Interferon gamma (IFNγ), also known as Type II interferon, is a cytokine that plays a critical role in the innate and adaptive immune systems. It serves as protection against viral infections, as well as some bacterial and protozoal infections, and plays a role in tumor control. It is capable of inhibiting viral replication and works to modulate immunological responses to multiple kinds of pathogens, with effects including promoting natural killer cell activity, activating macrophages to destroy foreign cells, increasing antigen presentation, and inducing the expression of numerous immune defense factors. IFNγ is primarily produced by natural killer and natural killer T cells during the innate immune response and by CD4 and CD8 cytotoxic T lymphocyte effector T cells as part of an adaptive response. It has been shown to halt growth and induce apoptosis in some types of tumors. During pregnancy, IFNγ aids in the remodeling of the uterine wall and placenta to accommodate a zygote.
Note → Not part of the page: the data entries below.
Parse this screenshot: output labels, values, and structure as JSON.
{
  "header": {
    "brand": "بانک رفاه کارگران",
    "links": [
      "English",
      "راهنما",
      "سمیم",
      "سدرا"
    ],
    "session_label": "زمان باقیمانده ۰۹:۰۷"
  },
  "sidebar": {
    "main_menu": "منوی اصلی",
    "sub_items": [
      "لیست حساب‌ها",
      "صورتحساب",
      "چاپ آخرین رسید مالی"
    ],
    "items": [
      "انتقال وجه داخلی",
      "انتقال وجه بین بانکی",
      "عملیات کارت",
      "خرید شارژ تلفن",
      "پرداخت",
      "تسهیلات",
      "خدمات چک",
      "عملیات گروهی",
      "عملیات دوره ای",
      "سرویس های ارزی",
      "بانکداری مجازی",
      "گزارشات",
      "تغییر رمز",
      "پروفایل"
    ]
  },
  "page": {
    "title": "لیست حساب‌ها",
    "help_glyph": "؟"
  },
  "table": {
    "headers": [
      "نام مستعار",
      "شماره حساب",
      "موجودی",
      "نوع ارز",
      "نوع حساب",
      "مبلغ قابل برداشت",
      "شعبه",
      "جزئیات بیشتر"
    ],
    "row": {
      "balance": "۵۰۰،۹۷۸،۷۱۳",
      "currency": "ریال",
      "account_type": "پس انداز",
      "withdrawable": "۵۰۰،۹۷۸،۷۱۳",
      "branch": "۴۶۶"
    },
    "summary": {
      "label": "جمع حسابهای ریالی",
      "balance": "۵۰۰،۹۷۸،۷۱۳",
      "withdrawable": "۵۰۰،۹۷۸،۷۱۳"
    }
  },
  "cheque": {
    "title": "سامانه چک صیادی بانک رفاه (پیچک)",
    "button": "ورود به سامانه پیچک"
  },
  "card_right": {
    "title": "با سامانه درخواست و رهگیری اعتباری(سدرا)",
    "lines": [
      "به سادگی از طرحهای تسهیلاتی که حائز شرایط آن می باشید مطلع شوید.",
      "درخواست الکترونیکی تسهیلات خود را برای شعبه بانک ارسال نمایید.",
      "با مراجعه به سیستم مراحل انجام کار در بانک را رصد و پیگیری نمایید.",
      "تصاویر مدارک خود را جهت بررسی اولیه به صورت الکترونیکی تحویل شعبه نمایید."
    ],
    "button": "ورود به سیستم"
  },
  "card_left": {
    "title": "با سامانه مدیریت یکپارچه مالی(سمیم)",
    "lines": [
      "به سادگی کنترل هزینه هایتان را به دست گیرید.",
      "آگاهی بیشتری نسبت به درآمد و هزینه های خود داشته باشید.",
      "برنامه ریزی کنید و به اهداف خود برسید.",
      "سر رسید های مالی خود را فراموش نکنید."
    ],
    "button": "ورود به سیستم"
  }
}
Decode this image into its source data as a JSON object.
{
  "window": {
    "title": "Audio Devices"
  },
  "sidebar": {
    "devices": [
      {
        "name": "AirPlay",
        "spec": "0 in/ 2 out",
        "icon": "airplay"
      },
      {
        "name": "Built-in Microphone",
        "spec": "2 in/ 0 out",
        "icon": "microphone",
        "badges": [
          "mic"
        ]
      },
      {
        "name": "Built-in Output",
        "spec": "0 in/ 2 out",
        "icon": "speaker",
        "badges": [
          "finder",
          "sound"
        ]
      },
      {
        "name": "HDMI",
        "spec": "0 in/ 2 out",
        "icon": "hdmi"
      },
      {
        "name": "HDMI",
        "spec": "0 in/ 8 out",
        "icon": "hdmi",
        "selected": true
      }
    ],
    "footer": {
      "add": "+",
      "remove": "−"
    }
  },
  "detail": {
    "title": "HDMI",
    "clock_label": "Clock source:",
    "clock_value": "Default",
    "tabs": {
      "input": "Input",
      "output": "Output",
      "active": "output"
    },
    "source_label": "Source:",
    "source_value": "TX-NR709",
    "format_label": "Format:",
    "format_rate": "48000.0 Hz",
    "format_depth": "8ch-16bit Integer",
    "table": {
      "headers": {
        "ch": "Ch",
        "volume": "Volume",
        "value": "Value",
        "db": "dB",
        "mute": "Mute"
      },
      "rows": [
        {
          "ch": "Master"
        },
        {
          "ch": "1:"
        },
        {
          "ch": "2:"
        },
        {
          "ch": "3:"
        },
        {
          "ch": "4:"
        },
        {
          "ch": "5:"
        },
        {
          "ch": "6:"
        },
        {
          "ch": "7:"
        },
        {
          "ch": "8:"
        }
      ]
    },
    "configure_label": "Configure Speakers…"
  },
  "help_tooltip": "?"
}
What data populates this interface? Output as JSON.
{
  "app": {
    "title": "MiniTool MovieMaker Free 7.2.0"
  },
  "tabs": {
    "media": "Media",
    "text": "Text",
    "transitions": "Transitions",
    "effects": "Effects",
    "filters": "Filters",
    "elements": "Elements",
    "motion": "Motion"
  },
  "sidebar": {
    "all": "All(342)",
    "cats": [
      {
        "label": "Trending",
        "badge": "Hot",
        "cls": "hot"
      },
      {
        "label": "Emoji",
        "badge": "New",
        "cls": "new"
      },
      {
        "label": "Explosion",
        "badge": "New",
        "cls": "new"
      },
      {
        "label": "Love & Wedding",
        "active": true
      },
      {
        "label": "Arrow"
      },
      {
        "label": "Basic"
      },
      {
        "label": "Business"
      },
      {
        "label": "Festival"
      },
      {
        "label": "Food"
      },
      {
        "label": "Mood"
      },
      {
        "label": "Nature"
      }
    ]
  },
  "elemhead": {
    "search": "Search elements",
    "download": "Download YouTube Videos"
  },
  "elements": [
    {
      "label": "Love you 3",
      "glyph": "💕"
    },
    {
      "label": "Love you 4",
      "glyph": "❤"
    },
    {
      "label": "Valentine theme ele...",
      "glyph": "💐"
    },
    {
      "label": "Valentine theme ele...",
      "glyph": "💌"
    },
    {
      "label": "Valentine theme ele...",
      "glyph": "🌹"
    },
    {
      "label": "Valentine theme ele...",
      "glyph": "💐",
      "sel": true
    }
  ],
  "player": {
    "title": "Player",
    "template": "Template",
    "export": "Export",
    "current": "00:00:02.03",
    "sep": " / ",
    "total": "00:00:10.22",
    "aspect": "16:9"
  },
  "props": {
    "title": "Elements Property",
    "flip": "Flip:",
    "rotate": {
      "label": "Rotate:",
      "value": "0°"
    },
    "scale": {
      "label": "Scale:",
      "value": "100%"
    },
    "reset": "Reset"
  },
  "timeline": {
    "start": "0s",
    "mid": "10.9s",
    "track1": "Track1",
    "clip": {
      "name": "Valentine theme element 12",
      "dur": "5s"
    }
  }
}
Interleuken 1 alpha (IL-1α), also known as hematopoietin 1, is a cytokine that plays a role in inflammation, fever, and sepsis. It is produced by macrophages, neutrophils, and endothelial and epithelial cells. In the skin, IL-1α is regularly produced at high levels and helps maintain skin barrier function against pathogens as well as overall skin condition. As part of the immune response, its production is by microbial exposure. It is responsible for releasing inflammatory mediators and acute phase proteins. The severity of inflammation, fever, and sepsis are associated with circulating IL-1α levels. IL-1α inhibitors are a potential target for therapeutics to treat and prevent these conditions as well as mediate skin conditions such as acne. Additionally, IL-1a is part of the pathway that activates tumor necrosis factor-alpha and helps kill some kinds of cancer cells. It also supports stem cell expansion and osteoclast formation following bone marrow transplant.
Interleukin 10 (IL-10) is a class-2 anti-inflammatory cytokine, also known as human cytokine synthesis inhibitory factor (CSIF). It impacts many areas of immunoregulation and inflammation, with numerous pleiotropic effects in the immune system. As an anti-inflammatory, it downregulates MHC class II expression, inhibits the synthesis and activity of many inflammatory cytokines, and reduces co-stimulatory factors on macrophages. It also enhances the release of other anti-inflammatory mediators by monocytes and macrophage, particularly during exercise. It enhances B cell proliferation, differentiation, survival, and antibody production. IL-10 has anti-tumor effects, reducing tumor growth and decreasing metastatic burden in the body. IL-10 deficiency is associated with chronic inflammatory and autoimmune diseases, including multiple sclerosis, Crohn’s disease, inflammatory bowel disease, psoriasis, and rheumatoid arthritis. IL-10 is currently under investigation as a potential therapeutic for many conditions, including cancer treatments and reducing symptoms in inflammatory disorders.